Child Support

What is Child Support?
This section explains how child support works and what it aims to achieve, as well as outlining some related areas that child support does not deal with.
Inland Revenue Child Support administers the child support scheme.

Child support is money paid by parents who are not living with their children to help financially support their children when:

  • a couple who have children split up, or
  • two people have children and aren't living together.

The child support scheme operates under the Child Support Act 1991.

This legislation aims to ensure that:

  • parents take financial responsibility for their children when marriages and relationships end

  • financial contributions from paying parents help to offset the cost of benefits, like the Domestic Purposes Benefit, which support custodians and children.

How Does Child Support Work?

  1. The person caring for the child generally applies for child support. IRD calls this person the custodian. Custodians can sometimes be people other than parents - like grandparents or a member of the whanau, or Child Youth and Family if they have the care of the child. In these cases both parents may pay child support.

  2. IRD use a standard formula to calculate how much child support must be paid by the paying parent. A paying parent is the parent who does not care for the child on an ongoing basis.

  3. The standard formula uses a process which works out the paying parent's taxable income, takes away a set living allowance (the amount of which depends on their living arrangements - such as if they have a partner and how many children live with them), and multiplies the result by a percentage based on the number of children the paying parent pays child support for.

  4. IRD then divide the annual amount into monthly amounts. IRD let the:

    • the paying parent know how much they need to pay, and
    • the custodian know how much they will receive.

  5. Inland Revenue Child Support collects payments from the paying parent and passes them on to:

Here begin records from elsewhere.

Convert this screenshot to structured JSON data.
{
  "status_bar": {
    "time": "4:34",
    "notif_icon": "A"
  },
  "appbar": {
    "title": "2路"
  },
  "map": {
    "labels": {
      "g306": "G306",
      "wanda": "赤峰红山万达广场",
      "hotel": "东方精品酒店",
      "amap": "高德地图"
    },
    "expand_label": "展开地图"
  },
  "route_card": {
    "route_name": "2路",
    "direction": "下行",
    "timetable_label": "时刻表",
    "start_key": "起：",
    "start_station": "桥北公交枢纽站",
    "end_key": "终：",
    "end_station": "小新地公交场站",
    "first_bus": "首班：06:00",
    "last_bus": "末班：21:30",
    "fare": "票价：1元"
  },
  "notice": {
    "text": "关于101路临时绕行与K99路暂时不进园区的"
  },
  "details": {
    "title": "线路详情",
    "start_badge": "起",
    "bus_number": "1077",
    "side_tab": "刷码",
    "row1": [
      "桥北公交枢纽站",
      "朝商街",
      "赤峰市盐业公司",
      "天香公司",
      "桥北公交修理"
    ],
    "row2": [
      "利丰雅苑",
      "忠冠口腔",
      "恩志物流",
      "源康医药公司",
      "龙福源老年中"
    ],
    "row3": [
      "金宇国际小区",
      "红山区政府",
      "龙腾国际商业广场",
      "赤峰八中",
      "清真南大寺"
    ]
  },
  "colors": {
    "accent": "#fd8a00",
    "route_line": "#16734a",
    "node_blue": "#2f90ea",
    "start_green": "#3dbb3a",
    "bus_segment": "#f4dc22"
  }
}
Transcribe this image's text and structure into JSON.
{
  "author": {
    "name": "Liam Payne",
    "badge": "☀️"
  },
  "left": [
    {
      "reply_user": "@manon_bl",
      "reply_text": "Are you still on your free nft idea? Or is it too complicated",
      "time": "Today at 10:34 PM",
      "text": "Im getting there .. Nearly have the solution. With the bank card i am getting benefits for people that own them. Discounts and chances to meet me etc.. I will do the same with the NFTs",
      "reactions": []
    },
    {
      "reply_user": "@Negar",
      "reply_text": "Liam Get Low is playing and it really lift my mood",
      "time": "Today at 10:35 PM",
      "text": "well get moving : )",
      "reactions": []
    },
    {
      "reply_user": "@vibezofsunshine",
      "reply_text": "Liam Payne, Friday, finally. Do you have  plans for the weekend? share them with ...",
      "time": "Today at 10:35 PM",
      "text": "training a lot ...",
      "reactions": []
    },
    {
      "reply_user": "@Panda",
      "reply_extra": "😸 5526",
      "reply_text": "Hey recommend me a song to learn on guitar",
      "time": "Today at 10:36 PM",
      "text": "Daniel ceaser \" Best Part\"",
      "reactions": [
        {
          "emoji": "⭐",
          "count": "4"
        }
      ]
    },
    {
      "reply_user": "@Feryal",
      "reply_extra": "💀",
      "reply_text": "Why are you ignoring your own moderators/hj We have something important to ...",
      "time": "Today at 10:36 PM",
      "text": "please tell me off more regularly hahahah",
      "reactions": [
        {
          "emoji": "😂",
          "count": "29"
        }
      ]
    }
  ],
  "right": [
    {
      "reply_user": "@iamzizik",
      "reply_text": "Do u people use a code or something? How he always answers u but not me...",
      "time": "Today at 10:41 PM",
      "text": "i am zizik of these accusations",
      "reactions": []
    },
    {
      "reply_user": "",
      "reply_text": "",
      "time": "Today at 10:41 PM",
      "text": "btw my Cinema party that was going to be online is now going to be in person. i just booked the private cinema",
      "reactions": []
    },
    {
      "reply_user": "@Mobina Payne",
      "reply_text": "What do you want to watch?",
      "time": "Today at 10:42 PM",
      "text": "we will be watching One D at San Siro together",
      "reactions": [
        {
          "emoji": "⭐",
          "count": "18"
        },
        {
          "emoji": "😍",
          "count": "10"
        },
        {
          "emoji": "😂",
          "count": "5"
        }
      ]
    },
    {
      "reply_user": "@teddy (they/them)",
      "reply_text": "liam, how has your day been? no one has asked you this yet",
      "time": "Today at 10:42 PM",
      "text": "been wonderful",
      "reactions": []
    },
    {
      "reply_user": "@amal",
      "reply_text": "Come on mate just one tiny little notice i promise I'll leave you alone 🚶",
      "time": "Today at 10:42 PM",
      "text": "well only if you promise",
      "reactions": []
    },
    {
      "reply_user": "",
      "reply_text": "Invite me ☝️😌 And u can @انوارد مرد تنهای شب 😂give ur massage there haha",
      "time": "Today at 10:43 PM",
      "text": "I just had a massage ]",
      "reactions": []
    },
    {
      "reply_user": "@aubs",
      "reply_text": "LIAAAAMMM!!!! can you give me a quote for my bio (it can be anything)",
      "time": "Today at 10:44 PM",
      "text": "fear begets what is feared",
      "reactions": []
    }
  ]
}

    • the custodian to assist with care of the child, or
    • the government, if the custodian is receiving a sole parent benefit like the DPB.